EXERCISE INSTRUCTIONS:
Across the entries below, how many lines contain the string "body"? Give only the count.

#### SOURCE MATERIAL

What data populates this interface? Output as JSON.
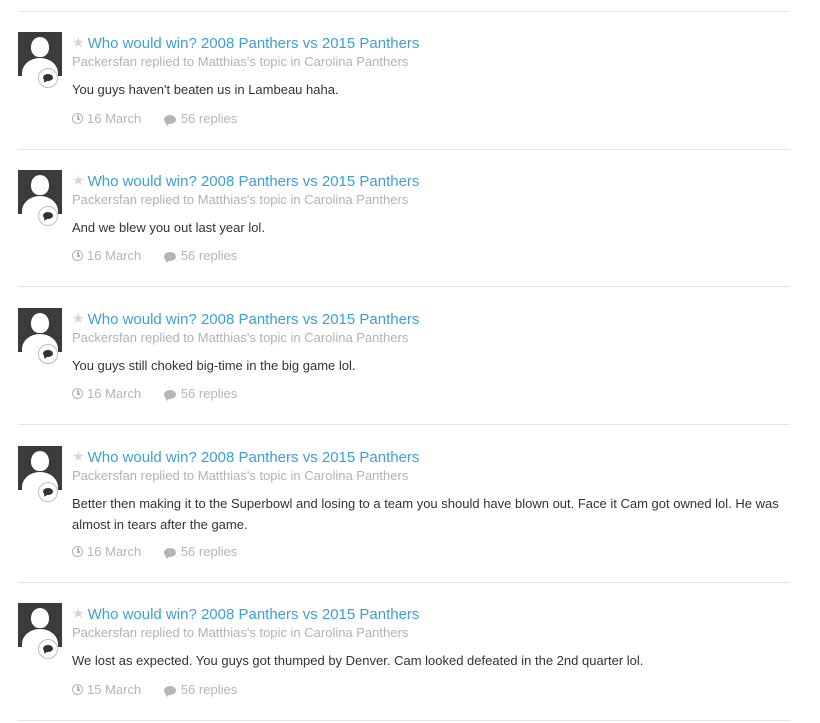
{
  "entries": [
    {
      "title": "Who would win? 2008 Panthers vs 2015 Panthers",
      "meta": "Packersfan replied to Matthias's topic in Carolina Panthers",
      "body": "You guys haven't beaten us in Lambeau haha.",
      "date": "16 March",
      "replies": "56 replies"
    },
    {
      "title": "Who would win? 2008 Panthers vs 2015 Panthers",
      "meta": "Packersfan replied to Matthias's topic in Carolina Panthers",
      "body": "And we blew you out last year lol.",
      "date": "16 March",
      "replies": "56 replies"
    },
    {
      "title": "Who would win? 2008 Panthers vs 2015 Panthers",
      "meta": "Packersfan replied to Matthias's topic in Carolina Panthers",
      "body": "You guys still choked big-time in the big game lol.",
      "date": "16 March",
      "replies": "56 replies"
    },
    {
      "title": "Who would win? 2008 Panthers vs 2015 Panthers",
      "meta": "Packersfan replied to Matthias's topic in Carolina Panthers",
      "body": "Better then making it to the Superbowl and losing to a team you should have blown out. Face it Cam got owned lol. He was almost in tears after the game.",
      "date": "16 March",
      "replies": "56 replies"
    },
    {
      "title": "Who would win? 2008 Panthers vs 2015 Panthers",
      "meta": "Packersfan replied to Matthias's topic in Carolina Panthers",
      "body": "We lost as expected. You guys got thumped by Denver. Cam looked defeated in the 2nd quarter lol.",
      "date": "15 March",
      "replies": "56 replies"
    }
  ],
  "icons": {
    "star": "star-icon",
    "clock": "clock-icon",
    "replies": "comment-icon",
    "badge": "speech-bubble-icon",
    "avatar": "default-user-avatar"
  },
  "colors": {
    "link": "#3d9fd4",
    "meta": "#b2b2b2",
    "divider": "#e5e5e5",
    "avatar_bg": "#3b3b3b"
  }
}
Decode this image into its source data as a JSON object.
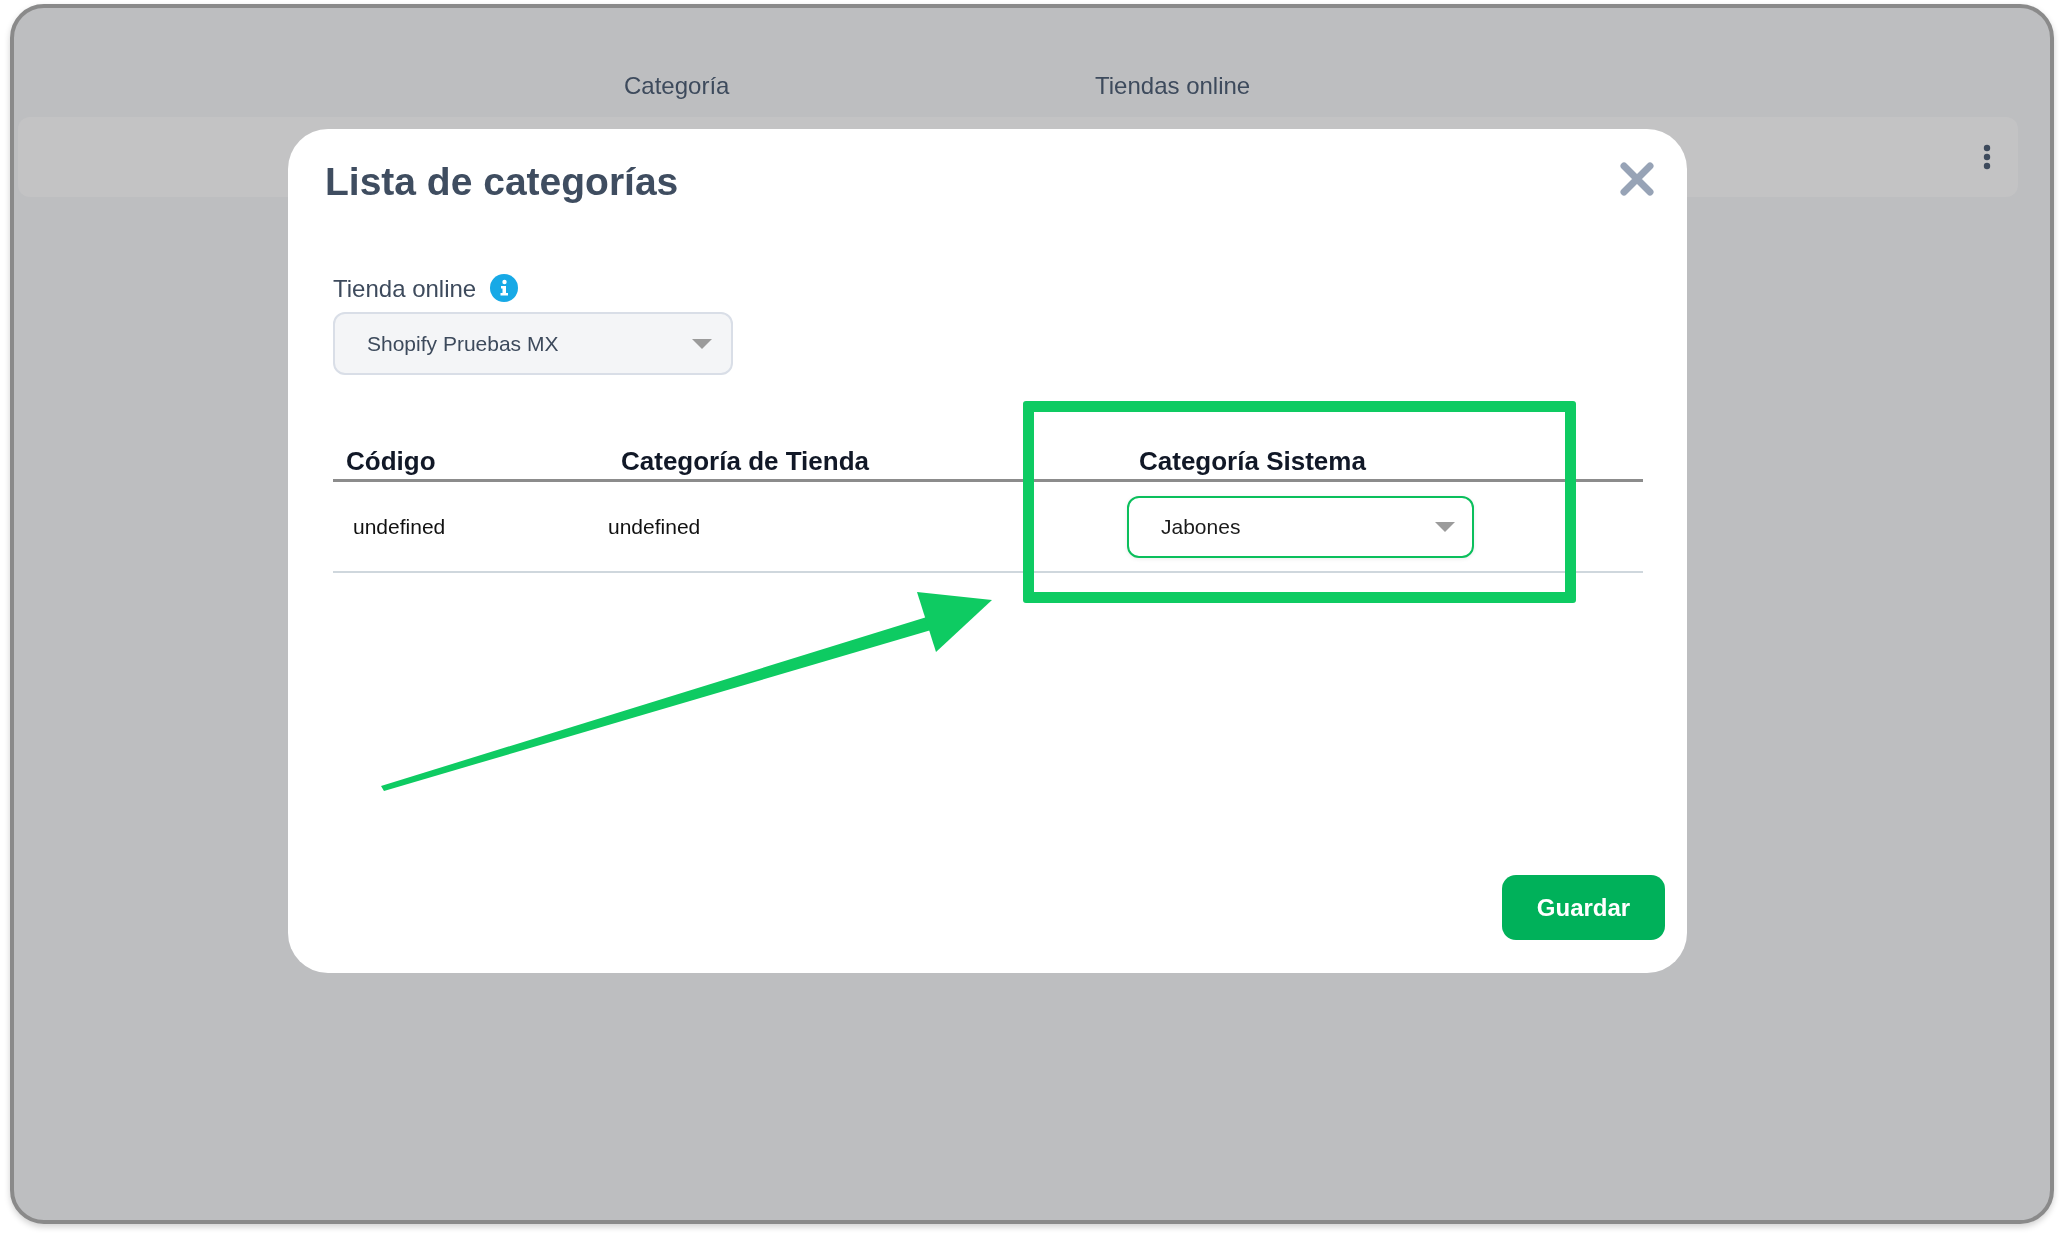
{
  "background": {
    "columns": [
      {
        "label": "Categoría"
      },
      {
        "label": "Tiendas online"
      }
    ]
  },
  "modal": {
    "title": "Lista de categorías",
    "store_field": {
      "label": "Tienda online",
      "value": "Shopify Pruebas MX"
    },
    "table": {
      "columns": [
        "Código",
        "Categoría de Tienda",
        "Categoría Sistema"
      ],
      "rows": [
        {
          "code": "undefined",
          "store_category": "undefined",
          "system_category": "Jabones"
        }
      ]
    },
    "buttons": [
      "Guardar"
    ]
  }
}
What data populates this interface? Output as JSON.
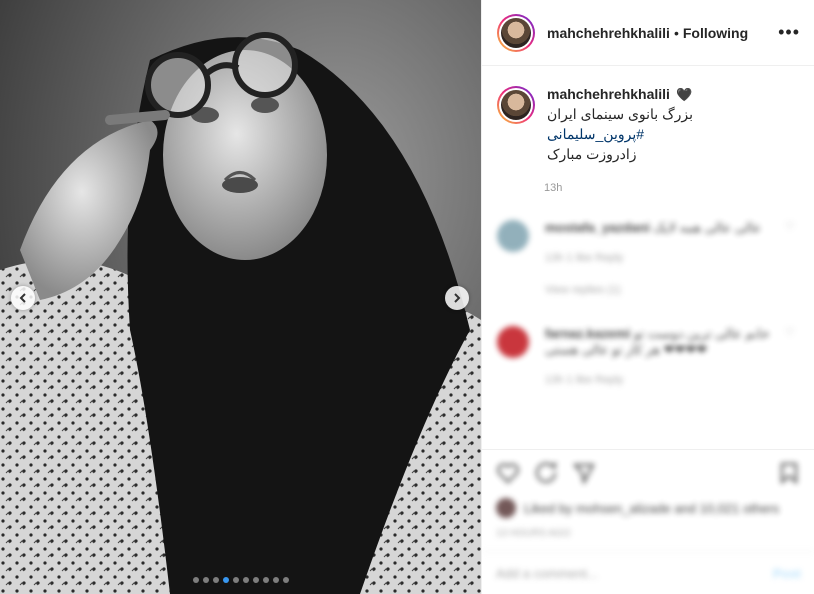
{
  "post": {
    "username": "mahchehrehkhalili",
    "separator": "•",
    "follow_status": "Following",
    "more_label": "•••"
  },
  "caption": {
    "username": "mahchehrehkhalili",
    "heart": "🖤",
    "lines": [
      "بزرگ بانوی سینمای ایران",
      "#پروین_سلیمانی",
      "زادروزت مبارک"
    ],
    "time": "13h"
  },
  "carousel": {
    "total": 10,
    "active": 3
  },
  "comments": [
    {
      "username": "mostafa_yazdani",
      "text": "عالی عالی همه لایک",
      "meta": "13h   1 like   Reply",
      "avatar_color": "#7fa3b0",
      "replies": "View replies (1)"
    },
    {
      "username": "farnaz.kazemi",
      "text": "خانم عالی ترین دوست تو هر کار تو عالی هستی ❤❤❤❤",
      "meta": "13h   1 like   Reply",
      "avatar_color": "#c0141c"
    }
  ],
  "footer": {
    "likes_text": "Liked by mohsen_alizade and 10,021 others",
    "date": "13 hours ago",
    "comment_placeholder": "Add a comment...",
    "post_label": "Post"
  },
  "colors": {
    "accent": "#3897f0",
    "border": "#efefef",
    "muted": "#999999"
  }
}
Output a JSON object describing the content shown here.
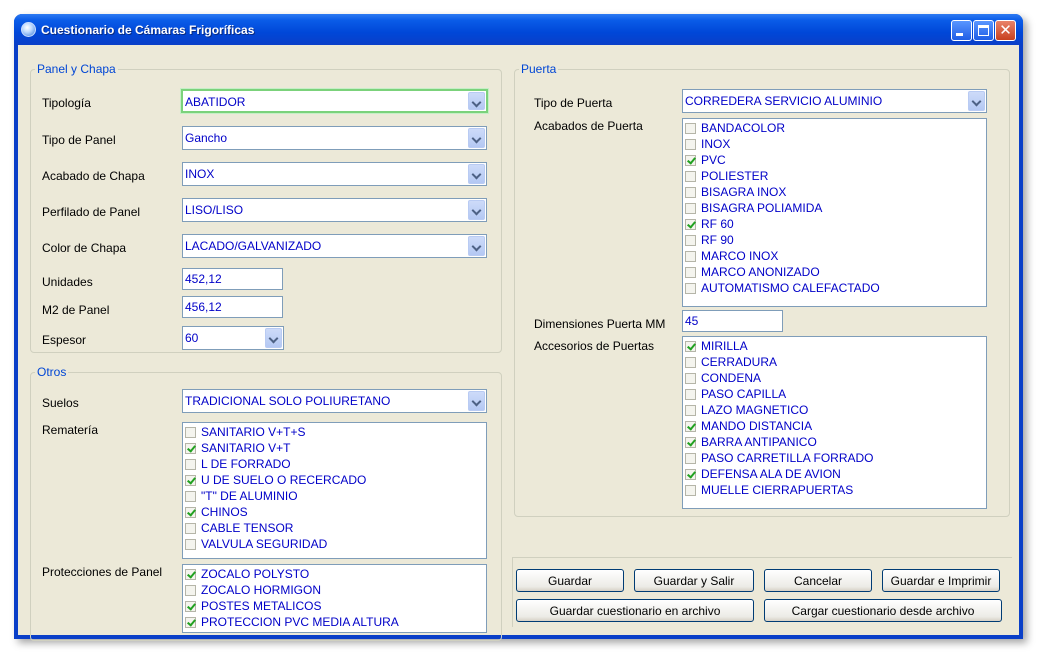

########

SOLUTION BELOW:
5